* WHAT THE TASK ASKS *
Tally the lines of the data below that contain the string "difficulty". Give the tally and nothing else.

* Interface dataset entries *
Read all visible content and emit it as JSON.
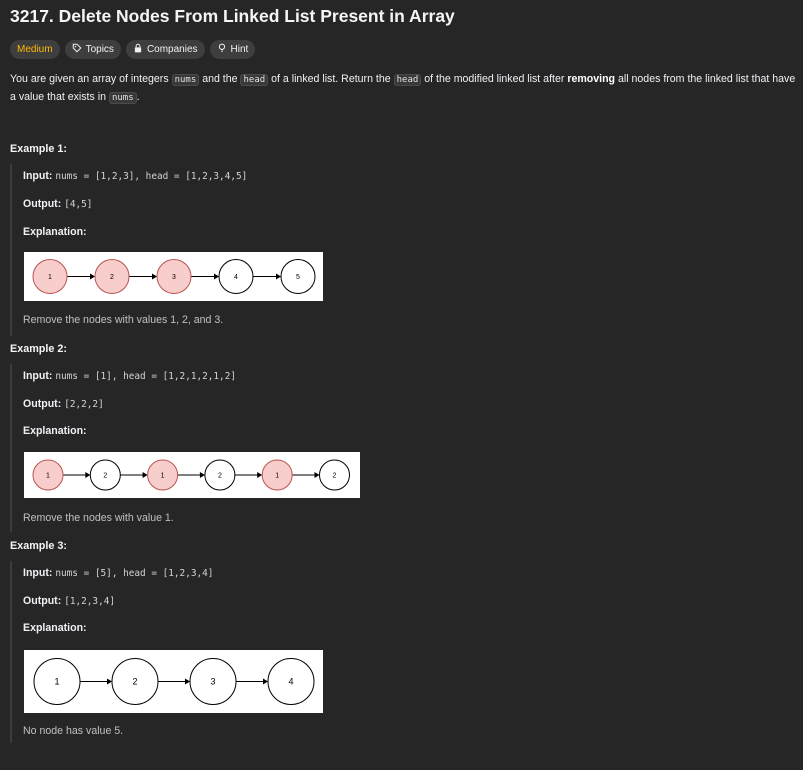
{
  "problem": {
    "title": "3217. Delete Nodes From Linked List Present in Array",
    "tags": {
      "difficulty": "Medium",
      "topics": "Topics",
      "companies": "Companies",
      "hint": "Hint"
    },
    "description": {
      "p1": "You are given an array of integers ",
      "code1": "nums",
      "p2": " and the ",
      "code2": "head",
      "p3": " of a linked list. Return the ",
      "code3": "head",
      "p4": " of the modified linked list after ",
      "bold": "removing",
      "p5": " all nodes from the linked list that have a value that exists in ",
      "code4": "nums",
      "p6": "."
    }
  },
  "labels": {
    "input": "Input:",
    "output": "Output:",
    "explanation": "Explanation:"
  },
  "examples": [
    {
      "title": "Example 1:",
      "input": "nums = [1,2,3], head = [1,2,3,4,5]",
      "output": "[4,5]",
      "nodes": [
        {
          "value": "1",
          "removed": true
        },
        {
          "value": "2",
          "removed": true
        },
        {
          "value": "3",
          "removed": true
        },
        {
          "value": "4",
          "removed": false
        },
        {
          "value": "5",
          "removed": false
        }
      ],
      "note": "Remove the nodes with values 1, 2, and 3."
    },
    {
      "title": "Example 2:",
      "input": "nums = [1], head = [1,2,1,2,1,2]",
      "output": "[2,2,2]",
      "nodes": [
        {
          "value": "1",
          "removed": true
        },
        {
          "value": "2",
          "removed": false
        },
        {
          "value": "1",
          "removed": true
        },
        {
          "value": "2",
          "removed": false
        },
        {
          "value": "1",
          "removed": true
        },
        {
          "value": "2",
          "removed": false
        }
      ],
      "note": "Remove the nodes with value 1."
    },
    {
      "title": "Example 3:",
      "input": "nums = [5], head = [1,2,3,4]",
      "output": "[1,2,3,4]",
      "nodes": [
        {
          "value": "1",
          "removed": false
        },
        {
          "value": "2",
          "removed": false
        },
        {
          "value": "3",
          "removed": false
        },
        {
          "value": "4",
          "removed": false
        }
      ],
      "note": "No node has value 5."
    }
  ],
  "colors": {
    "difficulty": "#ffb800",
    "removed_fill": "#f8cecc",
    "removed_stroke": "#b85450",
    "node_fill": "#ffffff",
    "node_stroke": "#000000"
  }
}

* WRITTEN RESPONSE *
2